AIM OF THE EXERCISE: Give the entries back exactly, dropping each image.

○ ○ ○

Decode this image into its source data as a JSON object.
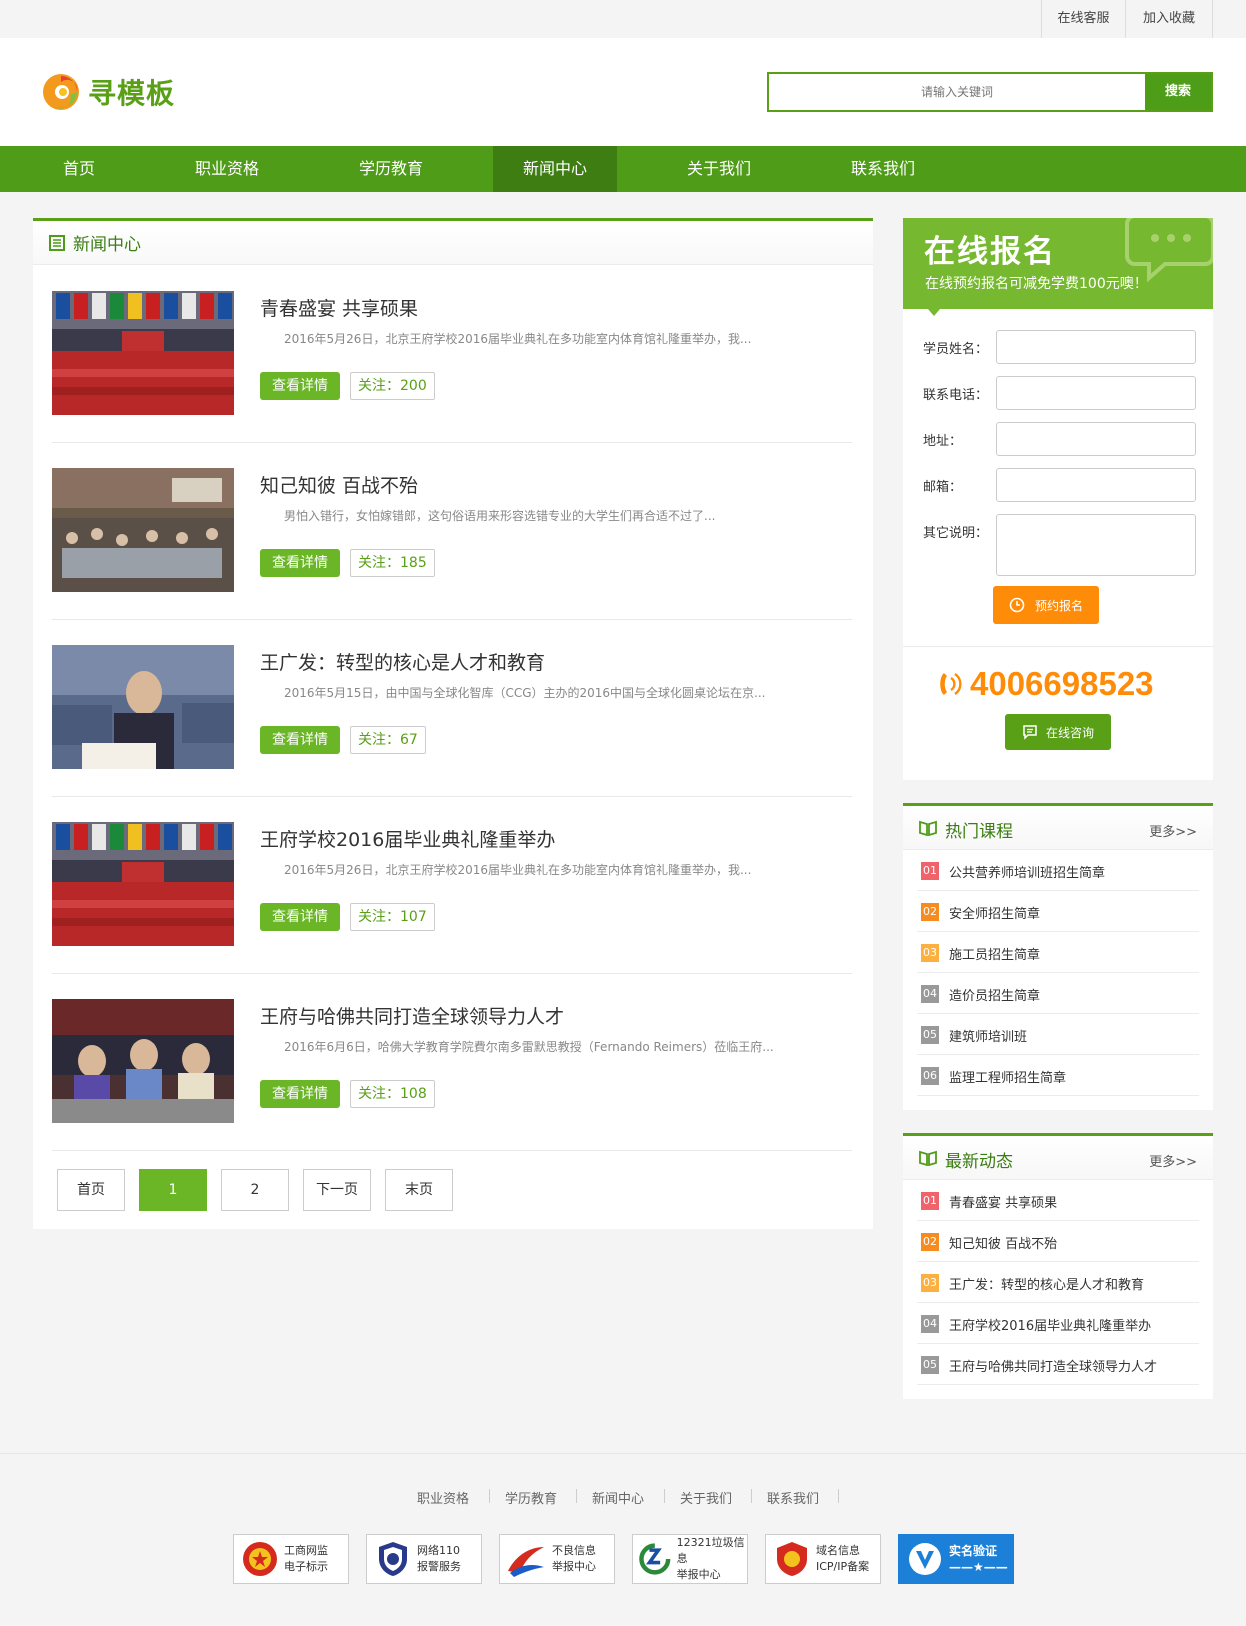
{
  "topbar": {
    "online_service": "在线客服",
    "add_favorite": "加入收藏"
  },
  "header": {
    "logo_text": "寻模板",
    "search_placeholder": "请输入关键词",
    "search_button": "搜索"
  },
  "nav": [
    "首页",
    "职业资格",
    "学历教育",
    "新闻中心",
    "关于我们",
    "联系我们"
  ],
  "nav_active": "新闻中心",
  "main": {
    "section_title": "新闻中心",
    "articles": [
      {
        "title": "青春盛宴 共享硕果",
        "desc": "2016年5月26日，北京王府学校2016届毕业典礼在多功能室内体育馆礼隆重举办，我...",
        "button": "查看详情",
        "views": "关注：200"
      },
      {
        "title": "知己知彼 百战不殆",
        "desc": "男怕入错行，女怕嫁错郎，这句俗语用来形容选错专业的大学生们再合适不过了...",
        "button": "查看详情",
        "views": "关注：185"
      },
      {
        "title": "王广发：转型的核心是人才和教育",
        "desc": "2016年5月15日，由中国与全球化智库（CCG）主办的2016中国与全球化圆桌论坛在京...",
        "button": "查看详情",
        "views": "关注：67"
      },
      {
        "title": "王府学校2016届毕业典礼隆重举办",
        "desc": "2016年5月26日，北京王府学校2016届毕业典礼在多功能室内体育馆礼隆重举办，我...",
        "button": "查看详情",
        "views": "关注：107"
      },
      {
        "title": "王府与哈佛共同打造全球领导力人才",
        "desc": "2016年6月6日，哈佛大学教育学院費尔南多雷默思教授（Fernando Reimers）莅临王府...",
        "button": "查看详情",
        "views": "关注：108"
      }
    ],
    "pager": [
      "首页",
      "1",
      "2",
      "下一页",
      "末页"
    ],
    "pager_current": "1"
  },
  "signup": {
    "title": "在线报名",
    "subtitle": "在线预约报名可减免学费100元噢！",
    "fields": [
      "学员姓名：",
      "联系电话：",
      "地址：",
      "邮箱：",
      "其它说明："
    ],
    "submit": "预约报名",
    "phone": "4006698523",
    "consult": "在线咨询"
  },
  "hot_courses": {
    "title": "热门课程",
    "more": "更多>>",
    "items": [
      "公共营养师培训班招生简章",
      "安全师招生简章",
      "施工员招生简章",
      "造价员招生简章",
      "建筑师培训班",
      "监理工程师招生简章"
    ],
    "nums": [
      "01",
      "02",
      "03",
      "04",
      "05",
      "06"
    ]
  },
  "latest_news": {
    "title": "最新动态",
    "more": "更多>>",
    "items": [
      "青春盛宴 共享硕果",
      "知己知彼 百战不殆",
      "王广发：转型的核心是人才和教育",
      "王府学校2016届毕业典礼隆重举办",
      "王府与哈佛共同打造全球领导力人才"
    ],
    "nums": [
      "01",
      "02",
      "03",
      "04",
      "05"
    ]
  },
  "footer": {
    "links": [
      "职业资格",
      "学历教育",
      "新闻中心",
      "关于我们",
      "联系我们"
    ],
    "badges": [
      {
        "line1": "工商网监",
        "line2": "电子标示"
      },
      {
        "line1": "网络110",
        "line2": "报警服务"
      },
      {
        "line1": "不良信息",
        "line2": "举报中心"
      },
      {
        "line1": "12321垃圾信息",
        "line2": "举报中心"
      },
      {
        "line1": "域名信息",
        "line2": "ICP/IP备案"
      },
      {
        "line1": "实名验证",
        "line2": "——★——"
      }
    ]
  },
  "colors": {
    "brand_green": "#5aa017",
    "nav_green": "#4e9c17",
    "button_green": "#6ab627",
    "orange": "#ff8c08",
    "rank_red": "#f0636b",
    "rank_orange": "#f68b1f",
    "rank_yellow": "#fbb040",
    "rank_gray": "#999999"
  }
}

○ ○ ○

YOUR RESPONSE:
Decode this image into its source data as a JSON object.
{
  "topbar": {
    "online_service": "在线客服",
    "add_favorite": "加入收藏"
  },
  "header": {
    "logo_text": "寻模板",
    "search_placeholder": "请输入关键词",
    "search_button": "搜索"
  },
  "nav": [
    "首页",
    "职业资格",
    "学历教育",
    "新闻中心",
    "关于我们",
    "联系我们"
  ],
  "nav_active": "新闻中心",
  "main": {
    "section_title": "新闻中心",
    "articles": [
      {
        "title": "青春盛宴 共享硕果",
        "desc": "2016年5月26日，北京王府学校2016届毕业典礼在多功能室内体育馆礼隆重举办，我...",
        "button": "查看详情",
        "views": "关注：200"
      },
      {
        "title": "知己知彼 百战不殆",
        "desc": "男怕入错行，女怕嫁错郎，这句俗语用来形容选错专业的大学生们再合适不过了...",
        "button": "查看详情",
        "views": "关注：185"
      },
      {
        "title": "王广发：转型的核心是人才和教育",
        "desc": "2016年5月15日，由中国与全球化智库（CCG）主办的2016中国与全球化圆桌论坛在京...",
        "button": "查看详情",
        "views": "关注：67"
      },
      {
        "title": "王府学校2016届毕业典礼隆重举办",
        "desc": "2016年5月26日，北京王府学校2016届毕业典礼在多功能室内体育馆礼隆重举办，我...",
        "button": "查看详情",
        "views": "关注：107"
      },
      {
        "title": "王府与哈佛共同打造全球领导力人才",
        "desc": "2016年6月6日，哈佛大学教育学院費尔南多雷默思教授（Fernando Reimers）莅临王府...",
        "button": "查看详情",
        "views": "关注：108"
      }
    ],
    "pager": [
      "首页",
      "1",
      "2",
      "下一页",
      "末页"
    ],
    "pager_current": "1"
  },
  "signup": {
    "title": "在线报名",
    "subtitle": "在线预约报名可减免学费100元噢！",
    "fields": [
      "学员姓名：",
      "联系电话：",
      "地址：",
      "邮箱：",
      "其它说明："
    ],
    "submit": "预约报名",
    "phone": "4006698523",
    "consult": "在线咨询"
  },
  "hot_courses": {
    "title": "热门课程",
    "more": "更多>>",
    "items": [
      "公共营养师培训班招生简章",
      "安全师招生简章",
      "施工员招生简章",
      "造价员招生简章",
      "建筑师培训班",
      "监理工程师招生简章"
    ],
    "nums": [
      "01",
      "02",
      "03",
      "04",
      "05",
      "06"
    ]
  },
  "latest_news": {
    "title": "最新动态",
    "more": "更多>>",
    "items": [
      "青春盛宴 共享硕果",
      "知己知彼 百战不殆",
      "王广发：转型的核心是人才和教育",
      "王府学校2016届毕业典礼隆重举办",
      "王府与哈佛共同打造全球领导力人才"
    ],
    "nums": [
      "01",
      "02",
      "03",
      "04",
      "05"
    ]
  },
  "footer": {
    "links": [
      "职业资格",
      "学历教育",
      "新闻中心",
      "关于我们",
      "联系我们"
    ],
    "badges": [
      {
        "line1": "工商网监",
        "line2": "电子标示"
      },
      {
        "line1": "网络110",
        "line2": "报警服务"
      },
      {
        "line1": "不良信息",
        "line2": "举报中心"
      },
      {
        "line1": "12321垃圾信息",
        "line2": "举报中心"
      },
      {
        "line1": "域名信息",
        "line2": "ICP/IP备案"
      },
      {
        "line1": "实名验证",
        "line2": "——★——"
      }
    ]
  },
  "colors": {
    "brand_green": "#5aa017",
    "nav_green": "#4e9c17",
    "button_green": "#6ab627",
    "orange": "#ff8c08",
    "rank_red": "#f0636b",
    "rank_orange": "#f68b1f",
    "rank_yellow": "#fbb040",
    "rank_gray": "#999999"
  }
}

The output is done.